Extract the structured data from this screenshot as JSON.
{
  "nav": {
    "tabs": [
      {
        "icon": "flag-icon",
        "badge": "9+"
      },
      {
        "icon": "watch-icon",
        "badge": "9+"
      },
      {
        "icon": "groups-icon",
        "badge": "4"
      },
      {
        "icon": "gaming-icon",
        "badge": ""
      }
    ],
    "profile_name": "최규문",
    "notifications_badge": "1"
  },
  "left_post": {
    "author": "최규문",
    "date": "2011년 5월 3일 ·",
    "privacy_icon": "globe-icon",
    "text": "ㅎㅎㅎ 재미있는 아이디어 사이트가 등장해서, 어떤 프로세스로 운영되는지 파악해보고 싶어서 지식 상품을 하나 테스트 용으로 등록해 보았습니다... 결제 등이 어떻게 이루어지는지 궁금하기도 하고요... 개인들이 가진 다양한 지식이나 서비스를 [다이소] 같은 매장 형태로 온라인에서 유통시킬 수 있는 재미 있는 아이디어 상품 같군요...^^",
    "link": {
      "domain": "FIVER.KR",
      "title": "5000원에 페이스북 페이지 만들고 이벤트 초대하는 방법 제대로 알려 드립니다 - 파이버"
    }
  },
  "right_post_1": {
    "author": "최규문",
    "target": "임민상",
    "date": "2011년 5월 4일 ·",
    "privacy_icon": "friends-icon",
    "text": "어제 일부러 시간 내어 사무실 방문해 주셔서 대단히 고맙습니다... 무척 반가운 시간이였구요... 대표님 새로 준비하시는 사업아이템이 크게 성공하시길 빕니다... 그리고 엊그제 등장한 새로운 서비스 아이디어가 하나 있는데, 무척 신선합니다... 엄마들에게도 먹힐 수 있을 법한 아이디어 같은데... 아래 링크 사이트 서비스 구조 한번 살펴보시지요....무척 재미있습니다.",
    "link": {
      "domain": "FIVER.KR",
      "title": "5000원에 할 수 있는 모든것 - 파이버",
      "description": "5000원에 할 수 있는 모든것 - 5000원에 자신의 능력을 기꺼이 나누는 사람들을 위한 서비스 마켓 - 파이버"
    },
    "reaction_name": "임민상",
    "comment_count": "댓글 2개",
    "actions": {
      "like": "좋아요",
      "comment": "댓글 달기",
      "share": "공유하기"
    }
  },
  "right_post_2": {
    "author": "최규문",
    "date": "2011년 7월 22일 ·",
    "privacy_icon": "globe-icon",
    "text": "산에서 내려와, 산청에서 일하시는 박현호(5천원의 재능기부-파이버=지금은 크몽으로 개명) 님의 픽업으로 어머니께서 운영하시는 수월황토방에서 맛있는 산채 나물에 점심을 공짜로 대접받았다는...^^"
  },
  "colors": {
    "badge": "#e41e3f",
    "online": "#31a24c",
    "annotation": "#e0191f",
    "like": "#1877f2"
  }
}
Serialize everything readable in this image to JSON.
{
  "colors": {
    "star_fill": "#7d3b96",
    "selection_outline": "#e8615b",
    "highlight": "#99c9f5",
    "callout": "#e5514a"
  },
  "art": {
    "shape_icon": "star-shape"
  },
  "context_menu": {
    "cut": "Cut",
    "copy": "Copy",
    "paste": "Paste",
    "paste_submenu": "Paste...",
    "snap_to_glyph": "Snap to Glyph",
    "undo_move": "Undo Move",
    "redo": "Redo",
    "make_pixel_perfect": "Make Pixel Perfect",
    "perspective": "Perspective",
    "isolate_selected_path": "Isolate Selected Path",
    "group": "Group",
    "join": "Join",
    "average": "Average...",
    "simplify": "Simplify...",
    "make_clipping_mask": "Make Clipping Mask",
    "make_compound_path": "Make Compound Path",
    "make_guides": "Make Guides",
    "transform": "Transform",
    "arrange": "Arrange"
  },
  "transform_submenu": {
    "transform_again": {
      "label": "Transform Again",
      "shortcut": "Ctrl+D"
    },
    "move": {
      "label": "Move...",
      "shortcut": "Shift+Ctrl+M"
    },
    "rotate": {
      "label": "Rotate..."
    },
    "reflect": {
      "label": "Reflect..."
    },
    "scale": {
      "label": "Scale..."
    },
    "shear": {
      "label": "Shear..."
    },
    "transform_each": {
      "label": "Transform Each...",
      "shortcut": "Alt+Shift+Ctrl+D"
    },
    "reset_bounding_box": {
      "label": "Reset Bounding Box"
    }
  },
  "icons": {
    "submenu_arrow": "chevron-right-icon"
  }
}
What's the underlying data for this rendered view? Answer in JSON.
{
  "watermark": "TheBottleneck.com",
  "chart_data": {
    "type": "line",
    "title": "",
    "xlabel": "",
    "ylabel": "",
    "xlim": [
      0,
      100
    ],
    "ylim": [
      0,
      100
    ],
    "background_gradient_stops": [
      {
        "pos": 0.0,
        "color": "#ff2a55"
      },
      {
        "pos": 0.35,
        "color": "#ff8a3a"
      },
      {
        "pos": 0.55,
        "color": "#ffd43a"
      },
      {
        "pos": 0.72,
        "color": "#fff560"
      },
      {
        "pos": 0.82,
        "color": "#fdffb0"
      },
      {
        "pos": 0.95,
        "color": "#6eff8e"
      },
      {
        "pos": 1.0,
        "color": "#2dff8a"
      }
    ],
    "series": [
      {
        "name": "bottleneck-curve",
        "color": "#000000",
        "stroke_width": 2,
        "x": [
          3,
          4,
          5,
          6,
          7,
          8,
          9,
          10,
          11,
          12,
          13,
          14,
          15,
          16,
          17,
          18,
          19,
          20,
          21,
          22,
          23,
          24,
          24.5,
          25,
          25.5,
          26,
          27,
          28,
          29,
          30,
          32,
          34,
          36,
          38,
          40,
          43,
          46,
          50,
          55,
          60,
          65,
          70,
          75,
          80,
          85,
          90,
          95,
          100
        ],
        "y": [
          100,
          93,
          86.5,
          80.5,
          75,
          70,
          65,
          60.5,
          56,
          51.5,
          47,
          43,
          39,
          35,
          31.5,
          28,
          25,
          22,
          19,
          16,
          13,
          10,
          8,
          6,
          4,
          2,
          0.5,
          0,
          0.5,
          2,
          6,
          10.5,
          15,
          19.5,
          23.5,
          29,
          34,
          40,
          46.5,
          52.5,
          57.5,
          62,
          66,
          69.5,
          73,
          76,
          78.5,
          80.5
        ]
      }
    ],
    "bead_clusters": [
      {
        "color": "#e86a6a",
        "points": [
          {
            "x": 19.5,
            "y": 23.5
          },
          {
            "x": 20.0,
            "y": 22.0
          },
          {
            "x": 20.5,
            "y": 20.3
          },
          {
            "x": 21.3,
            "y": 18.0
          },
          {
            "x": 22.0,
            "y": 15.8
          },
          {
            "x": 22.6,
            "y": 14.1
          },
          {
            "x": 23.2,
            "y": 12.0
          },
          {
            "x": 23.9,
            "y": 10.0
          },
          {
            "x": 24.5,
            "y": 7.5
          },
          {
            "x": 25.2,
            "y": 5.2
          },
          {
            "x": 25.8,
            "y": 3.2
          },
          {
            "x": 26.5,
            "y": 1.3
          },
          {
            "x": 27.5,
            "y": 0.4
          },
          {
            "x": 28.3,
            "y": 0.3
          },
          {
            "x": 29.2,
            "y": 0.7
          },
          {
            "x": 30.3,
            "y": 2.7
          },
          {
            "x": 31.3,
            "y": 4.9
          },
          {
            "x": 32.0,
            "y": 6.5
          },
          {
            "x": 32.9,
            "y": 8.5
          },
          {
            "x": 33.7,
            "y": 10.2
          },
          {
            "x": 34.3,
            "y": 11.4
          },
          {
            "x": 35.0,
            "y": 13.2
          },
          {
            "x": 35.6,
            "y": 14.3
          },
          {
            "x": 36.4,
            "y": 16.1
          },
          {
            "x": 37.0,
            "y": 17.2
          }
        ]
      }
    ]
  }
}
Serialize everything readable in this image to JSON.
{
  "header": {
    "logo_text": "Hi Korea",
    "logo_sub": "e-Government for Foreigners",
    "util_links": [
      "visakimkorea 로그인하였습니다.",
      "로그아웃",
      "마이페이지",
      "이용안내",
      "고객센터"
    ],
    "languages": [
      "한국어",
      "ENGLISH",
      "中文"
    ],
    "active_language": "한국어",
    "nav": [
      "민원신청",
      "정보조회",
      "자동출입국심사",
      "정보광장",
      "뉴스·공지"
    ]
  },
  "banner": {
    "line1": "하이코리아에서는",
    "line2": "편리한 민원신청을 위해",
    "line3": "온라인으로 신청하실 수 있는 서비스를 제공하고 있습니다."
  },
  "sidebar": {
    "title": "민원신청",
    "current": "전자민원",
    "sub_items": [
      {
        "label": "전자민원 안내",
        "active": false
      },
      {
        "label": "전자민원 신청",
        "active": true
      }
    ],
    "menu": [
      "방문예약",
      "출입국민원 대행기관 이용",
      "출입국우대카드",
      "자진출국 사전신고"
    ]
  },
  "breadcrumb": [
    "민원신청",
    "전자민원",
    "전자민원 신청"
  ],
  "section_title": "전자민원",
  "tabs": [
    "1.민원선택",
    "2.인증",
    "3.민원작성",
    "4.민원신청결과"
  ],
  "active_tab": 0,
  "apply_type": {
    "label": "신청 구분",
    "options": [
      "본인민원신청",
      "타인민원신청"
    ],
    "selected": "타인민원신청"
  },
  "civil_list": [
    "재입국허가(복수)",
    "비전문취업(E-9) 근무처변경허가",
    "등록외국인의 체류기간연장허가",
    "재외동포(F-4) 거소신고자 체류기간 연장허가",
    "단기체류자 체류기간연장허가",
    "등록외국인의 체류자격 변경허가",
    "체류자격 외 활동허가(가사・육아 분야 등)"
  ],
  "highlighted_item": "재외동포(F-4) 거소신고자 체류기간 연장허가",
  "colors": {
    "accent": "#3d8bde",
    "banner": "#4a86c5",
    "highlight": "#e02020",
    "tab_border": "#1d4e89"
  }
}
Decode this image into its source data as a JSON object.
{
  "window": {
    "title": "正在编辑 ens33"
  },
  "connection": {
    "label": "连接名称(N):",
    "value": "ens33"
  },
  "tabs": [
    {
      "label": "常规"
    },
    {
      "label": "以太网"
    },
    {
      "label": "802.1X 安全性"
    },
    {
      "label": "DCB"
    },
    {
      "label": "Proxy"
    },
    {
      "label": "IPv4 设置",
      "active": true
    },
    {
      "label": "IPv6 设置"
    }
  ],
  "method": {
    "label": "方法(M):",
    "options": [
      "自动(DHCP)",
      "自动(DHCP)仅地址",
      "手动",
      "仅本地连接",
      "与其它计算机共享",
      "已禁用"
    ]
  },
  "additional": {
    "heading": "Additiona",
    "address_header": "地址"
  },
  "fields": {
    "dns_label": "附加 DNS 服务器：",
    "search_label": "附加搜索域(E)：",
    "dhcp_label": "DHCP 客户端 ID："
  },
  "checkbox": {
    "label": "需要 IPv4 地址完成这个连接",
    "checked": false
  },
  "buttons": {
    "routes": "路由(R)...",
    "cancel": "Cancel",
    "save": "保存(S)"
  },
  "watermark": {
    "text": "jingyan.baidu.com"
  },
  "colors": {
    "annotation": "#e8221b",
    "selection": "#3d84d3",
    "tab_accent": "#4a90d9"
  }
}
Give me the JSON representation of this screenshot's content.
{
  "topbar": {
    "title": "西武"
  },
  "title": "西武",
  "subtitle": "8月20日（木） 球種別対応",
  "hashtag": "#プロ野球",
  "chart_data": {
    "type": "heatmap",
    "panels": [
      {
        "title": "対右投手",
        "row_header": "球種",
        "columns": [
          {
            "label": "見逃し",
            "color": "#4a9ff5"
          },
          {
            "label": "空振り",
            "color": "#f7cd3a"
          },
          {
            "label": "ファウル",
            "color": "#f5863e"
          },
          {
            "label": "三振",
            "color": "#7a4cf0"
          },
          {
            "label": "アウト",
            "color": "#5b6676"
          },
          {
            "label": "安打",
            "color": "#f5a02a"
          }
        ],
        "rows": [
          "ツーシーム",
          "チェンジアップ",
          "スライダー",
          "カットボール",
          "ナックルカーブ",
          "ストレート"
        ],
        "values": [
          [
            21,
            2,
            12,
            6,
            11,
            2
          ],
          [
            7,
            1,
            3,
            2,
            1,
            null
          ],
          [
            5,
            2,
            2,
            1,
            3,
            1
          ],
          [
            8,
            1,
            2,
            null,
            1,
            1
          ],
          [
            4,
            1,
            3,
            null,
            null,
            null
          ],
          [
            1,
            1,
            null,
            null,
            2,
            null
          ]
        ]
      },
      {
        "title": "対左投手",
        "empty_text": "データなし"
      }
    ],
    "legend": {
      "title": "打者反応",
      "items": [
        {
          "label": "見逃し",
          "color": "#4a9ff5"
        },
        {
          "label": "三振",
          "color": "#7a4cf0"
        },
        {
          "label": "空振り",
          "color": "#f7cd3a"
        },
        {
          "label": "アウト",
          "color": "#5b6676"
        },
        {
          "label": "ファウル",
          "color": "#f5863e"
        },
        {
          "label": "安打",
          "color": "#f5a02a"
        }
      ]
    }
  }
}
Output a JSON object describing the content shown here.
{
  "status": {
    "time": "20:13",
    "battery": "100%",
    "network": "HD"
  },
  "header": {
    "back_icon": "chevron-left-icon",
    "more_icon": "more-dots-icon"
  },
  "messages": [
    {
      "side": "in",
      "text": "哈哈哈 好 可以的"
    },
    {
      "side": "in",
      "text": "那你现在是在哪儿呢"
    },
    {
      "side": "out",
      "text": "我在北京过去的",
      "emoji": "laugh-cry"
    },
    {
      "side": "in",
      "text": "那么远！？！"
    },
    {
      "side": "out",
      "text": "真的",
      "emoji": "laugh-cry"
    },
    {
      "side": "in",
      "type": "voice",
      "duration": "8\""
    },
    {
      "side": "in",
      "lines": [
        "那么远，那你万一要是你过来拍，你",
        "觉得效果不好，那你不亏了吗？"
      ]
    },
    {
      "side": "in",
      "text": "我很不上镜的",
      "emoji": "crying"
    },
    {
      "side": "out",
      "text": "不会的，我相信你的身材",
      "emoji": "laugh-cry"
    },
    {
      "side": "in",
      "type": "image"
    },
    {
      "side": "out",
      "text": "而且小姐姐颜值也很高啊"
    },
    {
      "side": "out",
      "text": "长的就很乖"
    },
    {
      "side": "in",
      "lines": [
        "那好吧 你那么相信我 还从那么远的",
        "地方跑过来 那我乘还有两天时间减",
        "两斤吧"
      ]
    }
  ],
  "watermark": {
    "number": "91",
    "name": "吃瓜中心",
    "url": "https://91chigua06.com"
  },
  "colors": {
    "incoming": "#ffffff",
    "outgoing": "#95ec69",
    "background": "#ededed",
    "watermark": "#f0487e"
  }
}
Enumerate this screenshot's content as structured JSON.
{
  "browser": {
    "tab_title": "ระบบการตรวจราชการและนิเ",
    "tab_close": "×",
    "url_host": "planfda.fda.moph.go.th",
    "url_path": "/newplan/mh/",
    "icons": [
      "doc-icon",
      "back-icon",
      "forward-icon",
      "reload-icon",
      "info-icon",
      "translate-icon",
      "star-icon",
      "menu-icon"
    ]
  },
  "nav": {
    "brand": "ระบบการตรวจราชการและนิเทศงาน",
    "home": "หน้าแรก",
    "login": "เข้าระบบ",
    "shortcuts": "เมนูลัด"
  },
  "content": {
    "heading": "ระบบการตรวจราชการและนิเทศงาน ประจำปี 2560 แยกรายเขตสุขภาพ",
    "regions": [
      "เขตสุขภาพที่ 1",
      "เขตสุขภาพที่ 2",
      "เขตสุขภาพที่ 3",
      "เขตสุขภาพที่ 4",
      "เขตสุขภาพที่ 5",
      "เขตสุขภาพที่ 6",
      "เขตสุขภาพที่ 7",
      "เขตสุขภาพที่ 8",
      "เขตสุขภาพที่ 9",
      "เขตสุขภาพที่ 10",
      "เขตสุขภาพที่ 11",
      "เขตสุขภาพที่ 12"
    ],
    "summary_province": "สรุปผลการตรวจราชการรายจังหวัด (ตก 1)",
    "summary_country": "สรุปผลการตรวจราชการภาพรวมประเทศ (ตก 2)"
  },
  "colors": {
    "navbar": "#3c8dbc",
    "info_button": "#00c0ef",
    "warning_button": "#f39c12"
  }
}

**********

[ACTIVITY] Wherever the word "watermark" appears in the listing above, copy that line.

[OUTPUT OF THE EXERCISE]
  "watermark": "TheBottleneck.com",
  "watermark": {
  "watermark": {
    "watermark": "#f0487e"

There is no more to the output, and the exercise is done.